If you’ve ever watched the Channel 4 series Hunted, you’ll know it’s really quite difficult to disappear and not be found. If the police have reason to believe there’s a crime behind your disappearance, they can trace your mobile phone, your bank cards, use CCTV or automatic number plate recognition (ANPR) technology to trace your car.  Plotting Helen’s disappearance in What She Left, knowing all of this, was both fascinating and difficult!


But what most people don’t know is that going missing isn’t a crime. If someone has chosen to walk away from their lives and don’t want to be found, they can simply visit a police station and say so. The police will perform a “safe and well” check, which basically makes sure that the person is who they say they are, that they haven’t been coerced, aren’t acting criminally and aren’t mentally ill or under the influence of drugs. Then they’ll close the missing person case, and, if the missing person requests it, they won’t even tell the family or persons looking for them, they’ll simply say the case is closed.


All of the rights in this situation rest with the person who went missing, not those left behind. You can understand why: it protects the vulnerable, those fleeing abuse or risky situations. But what about innocent families left behind? What happens to them? When I spoke to someone at Missing People, the UK’s organisation for those who go missing but who also support families left behind, I was told that often, the families feel enormous shame at the situation. Why did their loved one choose to leave them? Are others wondering what they did that was so terrible?

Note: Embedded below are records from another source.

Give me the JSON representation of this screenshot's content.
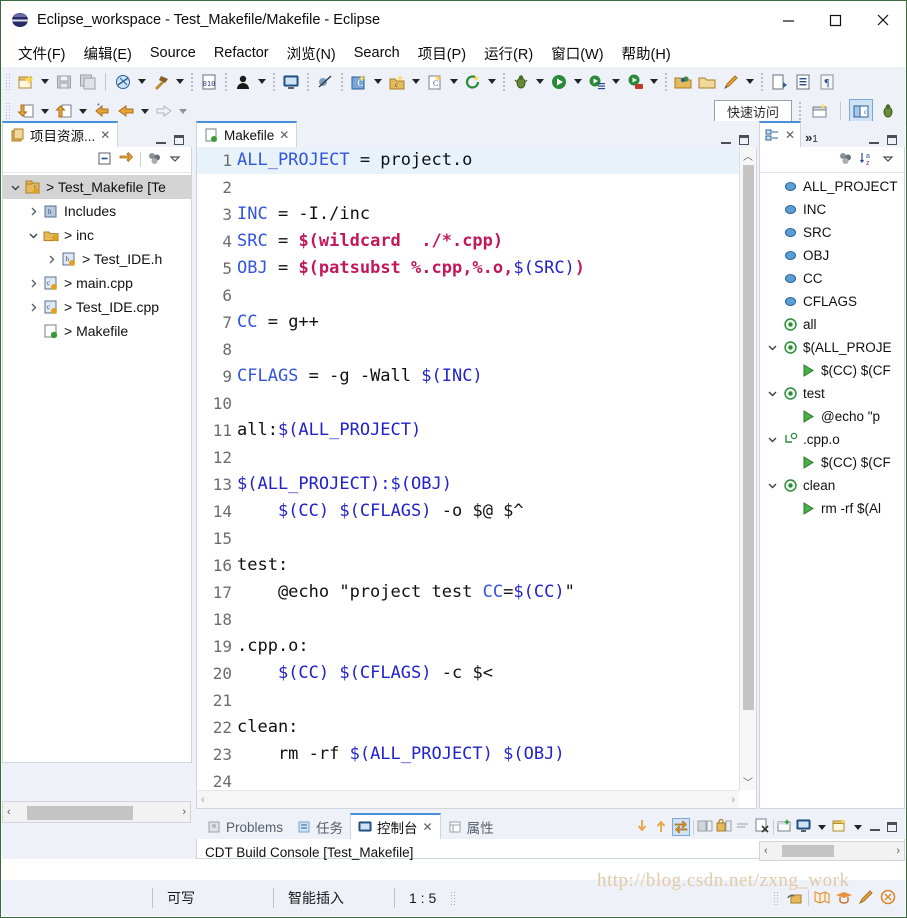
{
  "window": {
    "title": "Eclipse_workspace - Test_Makefile/Makefile - Eclipse",
    "app_icon": "eclipse-icon",
    "minimize": "minimize-icon",
    "maximize": "maximize-icon",
    "close": "close-icon"
  },
  "menubar": {
    "items": [
      {
        "label": "文件(F)",
        "mnemonic": "F"
      },
      {
        "label": "编辑(E)",
        "mnemonic": "E"
      },
      {
        "label": "Source",
        "mnemonic": "S"
      },
      {
        "label": "Refactor",
        "mnemonic": "c"
      },
      {
        "label": "浏览(N)",
        "mnemonic": "N"
      },
      {
        "label": "Search",
        "mnemonic": "a"
      },
      {
        "label": "项目(P)",
        "mnemonic": "P"
      },
      {
        "label": "运行(R)",
        "mnemonic": "R"
      },
      {
        "label": "窗口(W)",
        "mnemonic": "W"
      },
      {
        "label": "帮助(H)",
        "mnemonic": "H"
      }
    ]
  },
  "toolbar": {
    "quick_access_label": "快速访问",
    "icons_row1": [
      "new-file-icon",
      "save-icon",
      "save-all-icon",
      "build-all-icon",
      "build-hammer-icon",
      "binary-icon",
      "user-icon",
      "console-icon",
      "skip-breakpoints-icon",
      "new-c-project-icon",
      "new-cpp-class-icon",
      "new-c-file-icon",
      "refresh-icon",
      "debug-bug-icon",
      "run-icon",
      "run-config-icon",
      "run-external-icon",
      "open-folder-icon",
      "open-type-icon",
      "pencil-icon",
      "open-task-icon",
      "toggle-block-icon",
      "pilcrow-icon"
    ],
    "icons_row2": [
      "next-annotation-icon",
      "previous-annotation-icon",
      "last-edit-icon",
      "back-icon",
      "forward-icon"
    ],
    "perspective_icons": [
      "open-perspective-icon",
      "cpp-perspective-icon",
      "debug-perspective-icon"
    ]
  },
  "project_explorer": {
    "tab_label": "项目资源...",
    "tab_icon": "project-explorer-icon",
    "toolbar_icons": [
      "collapse-all-icon",
      "link-with-editor-icon",
      "filter-icon",
      "view-menu-icon"
    ],
    "tree": [
      {
        "label": "> Test_Makefile [Te",
        "icon": "cpp-project-icon",
        "twist": "down",
        "depth": 0,
        "selected": true
      },
      {
        "label": "Includes",
        "icon": "includes-icon",
        "twist": "right",
        "depth": 1,
        "selected": false
      },
      {
        "label": "> inc",
        "icon": "source-folder-icon",
        "twist": "down",
        "depth": 1,
        "selected": false
      },
      {
        "label": "> Test_IDE.h",
        "icon": "header-file-icon",
        "twist": "right",
        "depth": 2,
        "selected": false
      },
      {
        "label": "> main.cpp",
        "icon": "cpp-file-icon",
        "twist": "right",
        "depth": 1,
        "selected": false
      },
      {
        "label": "> Test_IDE.cpp",
        "icon": "cpp-file-icon",
        "twist": "right",
        "depth": 1,
        "selected": false
      },
      {
        "label": "> Makefile",
        "icon": "makefile-icon",
        "twist": "none",
        "depth": 1,
        "selected": false
      }
    ]
  },
  "editor": {
    "tab_label": "Makefile",
    "tab_icon": "makefile-icon",
    "lines": [
      {
        "n": "1",
        "highlight": true,
        "tokens": [
          {
            "t": "ALL_PROJECT",
            "c": "var"
          },
          {
            "t": " = project.o",
            "c": "plain"
          }
        ]
      },
      {
        "n": "2",
        "highlight": false,
        "tokens": []
      },
      {
        "n": "3",
        "highlight": false,
        "tokens": [
          {
            "t": "INC",
            "c": "var"
          },
          {
            "t": " = -I./inc",
            "c": "plain"
          }
        ]
      },
      {
        "n": "4",
        "highlight": false,
        "tokens": [
          {
            "t": "SRC",
            "c": "var"
          },
          {
            "t": " = ",
            "c": "plain"
          },
          {
            "t": "$(wildcard  ./*.cpp)",
            "c": "fn"
          }
        ]
      },
      {
        "n": "5",
        "highlight": false,
        "tokens": [
          {
            "t": "OBJ",
            "c": "var"
          },
          {
            "t": " = ",
            "c": "plain"
          },
          {
            "t": "$(patsubst %.cpp,%.o,",
            "c": "fn"
          },
          {
            "t": "$(SRC)",
            "c": "blue"
          },
          {
            "t": ")",
            "c": "fn"
          }
        ]
      },
      {
        "n": "6",
        "highlight": false,
        "tokens": []
      },
      {
        "n": "7",
        "highlight": false,
        "tokens": [
          {
            "t": "CC",
            "c": "var"
          },
          {
            "t": " = g++",
            "c": "plain"
          }
        ]
      },
      {
        "n": "8",
        "highlight": false,
        "tokens": []
      },
      {
        "n": "9",
        "highlight": false,
        "tokens": [
          {
            "t": "CFLAGS",
            "c": "var"
          },
          {
            "t": " = -g -Wall ",
            "c": "plain"
          },
          {
            "t": "$(INC)",
            "c": "blue"
          }
        ]
      },
      {
        "n": "10",
        "highlight": false,
        "tokens": []
      },
      {
        "n": "11",
        "highlight": false,
        "tokens": [
          {
            "t": "all:",
            "c": "plain"
          },
          {
            "t": "$(ALL_PROJECT)",
            "c": "blue"
          }
        ]
      },
      {
        "n": "12",
        "highlight": false,
        "tokens": []
      },
      {
        "n": "13",
        "highlight": false,
        "tokens": [
          {
            "t": "$(ALL_PROJECT)",
            "c": "blue"
          },
          {
            "t": ":",
            "c": "blue"
          },
          {
            "t": "$(OBJ)",
            "c": "blue"
          }
        ]
      },
      {
        "n": "14",
        "highlight": false,
        "tokens": [
          {
            "t": "    ",
            "c": "plain"
          },
          {
            "t": "$(CC)",
            "c": "blue"
          },
          {
            "t": " ",
            "c": "plain"
          },
          {
            "t": "$(CFLAGS)",
            "c": "blue"
          },
          {
            "t": " -o $@ $^",
            "c": "plain"
          }
        ]
      },
      {
        "n": "15",
        "highlight": false,
        "tokens": []
      },
      {
        "n": "16",
        "highlight": false,
        "tokens": [
          {
            "t": "test:",
            "c": "plain"
          }
        ]
      },
      {
        "n": "17",
        "highlight": false,
        "tokens": [
          {
            "t": "    @echo \"project test ",
            "c": "plain"
          },
          {
            "t": "CC",
            "c": "var"
          },
          {
            "t": "=",
            "c": "plain"
          },
          {
            "t": "$(CC)",
            "c": "blue"
          },
          {
            "t": "\"",
            "c": "plain"
          }
        ]
      },
      {
        "n": "18",
        "highlight": false,
        "tokens": []
      },
      {
        "n": "19",
        "highlight": false,
        "tokens": [
          {
            "t": ".cpp.o:",
            "c": "plain"
          }
        ]
      },
      {
        "n": "20",
        "highlight": false,
        "tokens": [
          {
            "t": "    ",
            "c": "plain"
          },
          {
            "t": "$(CC)",
            "c": "blue"
          },
          {
            "t": " ",
            "c": "plain"
          },
          {
            "t": "$(CFLAGS)",
            "c": "blue"
          },
          {
            "t": " -c $<",
            "c": "plain"
          }
        ]
      },
      {
        "n": "21",
        "highlight": false,
        "tokens": []
      },
      {
        "n": "22",
        "highlight": false,
        "tokens": [
          {
            "t": "clean:",
            "c": "plain"
          }
        ]
      },
      {
        "n": "23",
        "highlight": false,
        "tokens": [
          {
            "t": "    rm -rf ",
            "c": "plain"
          },
          {
            "t": "$(ALL_PROJECT)",
            "c": "blue"
          },
          {
            "t": " ",
            "c": "plain"
          },
          {
            "t": "$(OBJ)",
            "c": "blue"
          }
        ]
      },
      {
        "n": "24",
        "highlight": false,
        "tokens": []
      }
    ]
  },
  "outline": {
    "tab_icon": "outline-icon",
    "overflow_label": "»",
    "overflow_count": "1",
    "toolbar_icons": [
      "hide-icon",
      "sort-az-icon",
      "view-menu-icon"
    ],
    "items": [
      {
        "label": "ALL_PROJECT",
        "icon": "macro-icon",
        "twist": "none",
        "depth": 0
      },
      {
        "label": "INC",
        "icon": "macro-icon",
        "twist": "none",
        "depth": 0
      },
      {
        "label": "SRC",
        "icon": "macro-icon",
        "twist": "none",
        "depth": 0
      },
      {
        "label": "OBJ",
        "icon": "macro-icon",
        "twist": "none",
        "depth": 0
      },
      {
        "label": "CC",
        "icon": "macro-icon",
        "twist": "none",
        "depth": 0
      },
      {
        "label": "CFLAGS",
        "icon": "macro-icon",
        "twist": "none",
        "depth": 0
      },
      {
        "label": "all",
        "icon": "target-icon",
        "twist": "none",
        "depth": 0
      },
      {
        "label": "$(ALL_PROJE",
        "icon": "target-icon",
        "twist": "down",
        "depth": 0
      },
      {
        "label": "$(CC) $(CF",
        "icon": "command-icon",
        "twist": "none",
        "depth": 1
      },
      {
        "label": "test",
        "icon": "target-icon",
        "twist": "down",
        "depth": 0
      },
      {
        "label": "@echo \"p",
        "icon": "command-icon",
        "twist": "none",
        "depth": 1
      },
      {
        "label": ".cpp.o",
        "icon": "rule-icon",
        "twist": "down",
        "depth": 0
      },
      {
        "label": "$(CC) $(CF",
        "icon": "command-icon",
        "twist": "none",
        "depth": 1
      },
      {
        "label": "clean",
        "icon": "target-icon",
        "twist": "down",
        "depth": 0
      },
      {
        "label": "rm -rf $(Al",
        "icon": "command-icon",
        "twist": "none",
        "depth": 1
      }
    ]
  },
  "console_panel": {
    "tabs": [
      {
        "label": "Problems",
        "icon": "problems-icon",
        "active": false
      },
      {
        "label": "任务",
        "icon": "tasks-icon",
        "active": false
      },
      {
        "label": "控制台",
        "icon": "console-icon",
        "active": true
      },
      {
        "label": "属性",
        "icon": "properties-icon",
        "active": false
      }
    ],
    "toolbar_icons": [
      "scroll-down-icon",
      "scroll-up-icon",
      "scroll-lock-icon",
      "save-console-icon",
      "lock-console-icon",
      "wrap-icon",
      "clear-console-icon",
      "pin-console-icon",
      "display-console-icon",
      "display-console-arrow",
      "open-console-icon",
      "open-console-arrow",
      "minimize-icon",
      "maximize-icon"
    ],
    "content": "CDT Build Console [Test_Makefile]"
  },
  "statusbar": {
    "writable": "可写",
    "insert_mode": "智能插入",
    "position": "1 : 5",
    "watermark": "http://blog.csdn.net/zxng_work",
    "right_icons": [
      "lock-icon",
      "map-icon",
      "graduation-icon",
      "pencil-icon",
      "cdt-icon"
    ]
  },
  "colors": {
    "accent": "#4a90d9",
    "toolbar_bg": "#eef1f8",
    "code_var": "#3355dd",
    "code_fn": "#c2185b",
    "selection": "#d4d4d4",
    "line_highlight": "#e8f2fb"
  }
}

There can be other devastating implications too: ‘missing’ isn’t a legal state, so I there are shared finances (bank accounts/ mortgages etc), the person left behind can’t access or close them. This can cause terrible financial problems.


I explored some of these issues in the book, and I found that expressing the effect of Helen’s disappearance on those around her was sometimes painful. At the same time, I hope readers will find her reasons for going to be both credible and understandable. This was a difficult book to write, but I think it raises some important issues. I hope that readers find something in it that they can connect to.



Popular posts from this blog

Don't Say a Word: A Daughter's Two Cents

Let's Get Buck Naked!

Forgotten Heroes of WWII: The French Resistance